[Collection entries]
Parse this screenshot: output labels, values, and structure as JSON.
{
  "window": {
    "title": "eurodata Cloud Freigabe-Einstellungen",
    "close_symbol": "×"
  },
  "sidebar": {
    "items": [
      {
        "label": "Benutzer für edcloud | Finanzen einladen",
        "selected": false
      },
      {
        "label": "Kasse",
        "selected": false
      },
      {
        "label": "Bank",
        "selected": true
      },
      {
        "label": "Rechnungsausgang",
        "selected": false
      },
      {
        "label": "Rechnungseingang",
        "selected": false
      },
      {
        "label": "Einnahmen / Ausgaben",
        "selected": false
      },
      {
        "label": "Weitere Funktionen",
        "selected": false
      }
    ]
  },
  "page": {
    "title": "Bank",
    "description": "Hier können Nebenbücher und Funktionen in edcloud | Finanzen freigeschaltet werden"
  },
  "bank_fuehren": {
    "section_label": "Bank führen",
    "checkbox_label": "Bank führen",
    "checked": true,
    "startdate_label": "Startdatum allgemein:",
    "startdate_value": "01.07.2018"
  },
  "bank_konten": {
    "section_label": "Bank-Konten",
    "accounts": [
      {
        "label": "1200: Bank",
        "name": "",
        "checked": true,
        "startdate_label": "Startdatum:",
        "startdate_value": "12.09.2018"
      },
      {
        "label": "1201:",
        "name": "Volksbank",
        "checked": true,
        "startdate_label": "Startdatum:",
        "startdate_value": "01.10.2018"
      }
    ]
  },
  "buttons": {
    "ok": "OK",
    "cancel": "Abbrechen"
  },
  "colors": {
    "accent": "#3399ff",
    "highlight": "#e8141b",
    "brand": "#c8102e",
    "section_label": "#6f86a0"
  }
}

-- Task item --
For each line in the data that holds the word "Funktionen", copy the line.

-- Answer to this task --
        "label": "Weitere Funktionen",
    "description": "Hier können Nebenbücher und Funktionen in edcloud | Finanzen freigeschaltet werden"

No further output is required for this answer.